ASSIGNMENT: Search term "item": copy each line of the data containing it.

GIVEN DATA:
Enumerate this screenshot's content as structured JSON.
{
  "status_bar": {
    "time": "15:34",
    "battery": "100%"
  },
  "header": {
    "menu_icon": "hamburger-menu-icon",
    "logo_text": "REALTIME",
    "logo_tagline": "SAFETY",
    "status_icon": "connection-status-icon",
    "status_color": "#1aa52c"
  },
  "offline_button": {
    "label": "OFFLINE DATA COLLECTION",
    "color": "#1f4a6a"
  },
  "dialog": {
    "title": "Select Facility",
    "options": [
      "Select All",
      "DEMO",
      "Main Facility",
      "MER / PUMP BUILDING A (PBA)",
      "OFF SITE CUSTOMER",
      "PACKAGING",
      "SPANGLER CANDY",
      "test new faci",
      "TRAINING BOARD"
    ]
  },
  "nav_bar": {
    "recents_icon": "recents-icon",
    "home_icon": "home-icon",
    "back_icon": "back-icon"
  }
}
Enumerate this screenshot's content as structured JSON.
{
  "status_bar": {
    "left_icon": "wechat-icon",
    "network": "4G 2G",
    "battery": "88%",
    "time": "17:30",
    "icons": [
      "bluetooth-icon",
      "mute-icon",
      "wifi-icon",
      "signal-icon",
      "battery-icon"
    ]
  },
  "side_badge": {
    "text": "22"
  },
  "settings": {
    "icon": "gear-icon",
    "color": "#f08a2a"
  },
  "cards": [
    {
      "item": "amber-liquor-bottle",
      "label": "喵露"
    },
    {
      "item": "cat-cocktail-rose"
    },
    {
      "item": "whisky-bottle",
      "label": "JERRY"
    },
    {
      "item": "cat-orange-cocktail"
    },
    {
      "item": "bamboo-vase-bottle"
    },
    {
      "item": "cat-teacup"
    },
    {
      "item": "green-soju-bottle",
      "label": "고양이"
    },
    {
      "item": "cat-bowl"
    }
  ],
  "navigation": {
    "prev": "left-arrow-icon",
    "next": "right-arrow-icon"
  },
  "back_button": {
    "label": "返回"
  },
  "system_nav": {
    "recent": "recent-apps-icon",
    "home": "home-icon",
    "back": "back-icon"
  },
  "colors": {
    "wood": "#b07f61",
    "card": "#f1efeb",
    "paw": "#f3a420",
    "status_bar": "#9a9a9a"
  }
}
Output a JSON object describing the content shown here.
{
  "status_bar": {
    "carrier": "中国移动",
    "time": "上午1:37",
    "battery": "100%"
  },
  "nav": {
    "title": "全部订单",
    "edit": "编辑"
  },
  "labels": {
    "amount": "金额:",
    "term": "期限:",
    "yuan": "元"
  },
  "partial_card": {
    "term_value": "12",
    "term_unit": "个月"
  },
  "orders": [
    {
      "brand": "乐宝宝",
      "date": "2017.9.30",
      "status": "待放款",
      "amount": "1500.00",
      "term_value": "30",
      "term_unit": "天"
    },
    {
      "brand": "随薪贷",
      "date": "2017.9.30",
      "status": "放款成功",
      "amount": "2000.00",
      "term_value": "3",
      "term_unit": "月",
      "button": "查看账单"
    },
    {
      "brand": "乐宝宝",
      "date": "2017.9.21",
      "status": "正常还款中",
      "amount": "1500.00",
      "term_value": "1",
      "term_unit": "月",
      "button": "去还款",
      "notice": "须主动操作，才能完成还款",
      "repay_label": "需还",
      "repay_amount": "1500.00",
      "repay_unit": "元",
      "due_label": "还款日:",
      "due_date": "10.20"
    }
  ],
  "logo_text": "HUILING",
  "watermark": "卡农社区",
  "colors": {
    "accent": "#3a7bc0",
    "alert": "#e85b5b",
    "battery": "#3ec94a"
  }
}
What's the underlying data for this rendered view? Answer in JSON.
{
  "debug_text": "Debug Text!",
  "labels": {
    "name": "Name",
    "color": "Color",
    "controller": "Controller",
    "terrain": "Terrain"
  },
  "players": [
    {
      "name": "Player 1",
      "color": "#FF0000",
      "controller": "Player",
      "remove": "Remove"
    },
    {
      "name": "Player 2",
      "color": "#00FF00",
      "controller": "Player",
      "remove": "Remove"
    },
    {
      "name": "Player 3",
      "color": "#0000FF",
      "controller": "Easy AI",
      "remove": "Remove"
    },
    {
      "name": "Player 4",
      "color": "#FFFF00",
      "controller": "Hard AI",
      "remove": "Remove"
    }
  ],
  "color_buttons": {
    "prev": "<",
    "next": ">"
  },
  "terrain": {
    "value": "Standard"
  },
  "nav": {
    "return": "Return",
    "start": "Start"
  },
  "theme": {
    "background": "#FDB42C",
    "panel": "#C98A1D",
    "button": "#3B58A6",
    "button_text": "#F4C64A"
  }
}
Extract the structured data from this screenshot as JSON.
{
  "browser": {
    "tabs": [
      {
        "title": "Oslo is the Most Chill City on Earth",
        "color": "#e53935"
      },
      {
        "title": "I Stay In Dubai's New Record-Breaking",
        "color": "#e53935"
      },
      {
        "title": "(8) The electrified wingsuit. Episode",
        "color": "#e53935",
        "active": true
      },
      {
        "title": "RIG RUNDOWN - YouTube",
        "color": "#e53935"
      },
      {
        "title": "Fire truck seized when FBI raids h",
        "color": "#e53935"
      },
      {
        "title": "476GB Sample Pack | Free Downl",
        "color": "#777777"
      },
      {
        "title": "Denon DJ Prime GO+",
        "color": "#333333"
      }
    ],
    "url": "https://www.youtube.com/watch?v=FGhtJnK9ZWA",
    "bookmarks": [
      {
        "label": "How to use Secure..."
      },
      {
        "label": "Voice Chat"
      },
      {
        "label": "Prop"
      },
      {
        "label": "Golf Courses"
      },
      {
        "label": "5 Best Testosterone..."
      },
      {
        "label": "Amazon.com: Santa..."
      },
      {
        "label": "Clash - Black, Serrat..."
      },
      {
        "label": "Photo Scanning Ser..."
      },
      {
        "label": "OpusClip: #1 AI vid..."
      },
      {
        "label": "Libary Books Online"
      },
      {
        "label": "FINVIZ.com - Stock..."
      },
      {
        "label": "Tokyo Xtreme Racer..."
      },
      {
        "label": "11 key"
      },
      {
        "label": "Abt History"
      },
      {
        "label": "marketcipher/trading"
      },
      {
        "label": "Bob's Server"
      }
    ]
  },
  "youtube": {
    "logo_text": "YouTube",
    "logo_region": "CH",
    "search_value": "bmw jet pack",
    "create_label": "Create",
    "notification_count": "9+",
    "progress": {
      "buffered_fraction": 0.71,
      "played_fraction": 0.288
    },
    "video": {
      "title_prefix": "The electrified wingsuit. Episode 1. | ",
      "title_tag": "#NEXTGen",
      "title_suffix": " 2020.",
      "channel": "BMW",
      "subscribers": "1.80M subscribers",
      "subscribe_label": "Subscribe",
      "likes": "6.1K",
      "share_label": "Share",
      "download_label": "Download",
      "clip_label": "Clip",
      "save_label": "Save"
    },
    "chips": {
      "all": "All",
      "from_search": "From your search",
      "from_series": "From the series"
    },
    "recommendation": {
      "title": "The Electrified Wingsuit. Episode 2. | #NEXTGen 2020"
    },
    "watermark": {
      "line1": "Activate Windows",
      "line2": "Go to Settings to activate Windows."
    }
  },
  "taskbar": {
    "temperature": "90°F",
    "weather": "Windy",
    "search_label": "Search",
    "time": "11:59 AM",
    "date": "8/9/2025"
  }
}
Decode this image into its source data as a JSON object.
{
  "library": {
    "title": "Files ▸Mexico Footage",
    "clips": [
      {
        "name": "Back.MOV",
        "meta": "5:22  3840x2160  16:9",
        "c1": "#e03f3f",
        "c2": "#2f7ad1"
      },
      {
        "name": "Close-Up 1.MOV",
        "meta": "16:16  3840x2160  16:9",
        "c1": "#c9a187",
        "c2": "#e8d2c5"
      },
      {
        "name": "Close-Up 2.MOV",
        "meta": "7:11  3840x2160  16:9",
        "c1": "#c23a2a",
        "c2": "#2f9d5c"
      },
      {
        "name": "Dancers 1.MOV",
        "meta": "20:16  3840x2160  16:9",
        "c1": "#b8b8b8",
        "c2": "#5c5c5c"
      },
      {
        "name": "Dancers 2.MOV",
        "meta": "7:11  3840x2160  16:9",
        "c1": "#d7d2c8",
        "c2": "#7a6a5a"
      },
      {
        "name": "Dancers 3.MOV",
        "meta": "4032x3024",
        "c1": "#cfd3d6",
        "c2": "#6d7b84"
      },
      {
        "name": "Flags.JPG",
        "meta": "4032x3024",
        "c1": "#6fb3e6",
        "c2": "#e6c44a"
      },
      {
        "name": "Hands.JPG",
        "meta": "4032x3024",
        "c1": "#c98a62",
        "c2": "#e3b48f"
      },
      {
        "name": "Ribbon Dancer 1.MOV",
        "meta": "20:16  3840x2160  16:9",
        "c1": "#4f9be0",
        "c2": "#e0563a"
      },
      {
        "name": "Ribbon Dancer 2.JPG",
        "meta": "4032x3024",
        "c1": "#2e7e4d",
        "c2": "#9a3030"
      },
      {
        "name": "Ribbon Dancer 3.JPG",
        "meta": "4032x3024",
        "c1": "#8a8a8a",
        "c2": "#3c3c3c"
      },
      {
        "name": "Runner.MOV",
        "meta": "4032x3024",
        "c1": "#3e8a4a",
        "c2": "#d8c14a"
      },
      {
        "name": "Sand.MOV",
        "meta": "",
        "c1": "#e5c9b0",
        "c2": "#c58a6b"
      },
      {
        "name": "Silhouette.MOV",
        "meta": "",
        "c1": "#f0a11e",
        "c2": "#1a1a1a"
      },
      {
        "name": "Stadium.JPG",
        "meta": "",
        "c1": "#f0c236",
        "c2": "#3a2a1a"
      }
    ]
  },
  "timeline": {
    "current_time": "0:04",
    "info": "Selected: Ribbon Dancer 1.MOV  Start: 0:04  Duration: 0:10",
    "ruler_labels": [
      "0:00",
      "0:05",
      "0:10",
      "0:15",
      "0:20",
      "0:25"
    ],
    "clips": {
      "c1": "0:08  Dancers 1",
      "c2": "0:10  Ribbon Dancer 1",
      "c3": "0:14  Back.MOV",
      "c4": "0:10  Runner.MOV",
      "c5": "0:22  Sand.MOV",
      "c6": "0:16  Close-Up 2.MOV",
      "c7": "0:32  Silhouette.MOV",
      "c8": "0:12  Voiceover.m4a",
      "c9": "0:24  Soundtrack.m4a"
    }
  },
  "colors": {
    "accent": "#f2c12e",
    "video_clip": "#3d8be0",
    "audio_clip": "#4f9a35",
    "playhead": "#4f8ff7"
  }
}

SOLVED PROBLEM:
      "item": "amber-liquor-bottle",
      "item": "cat-cocktail-rose"
      "item": "whisky-bottle",
      "item": "cat-orange-cocktail"
      "item": "bamboo-vase-bottle"
      "item": "cat-teacup"
      "item": "green-soju-bottle",
      "item": "cat-bowl"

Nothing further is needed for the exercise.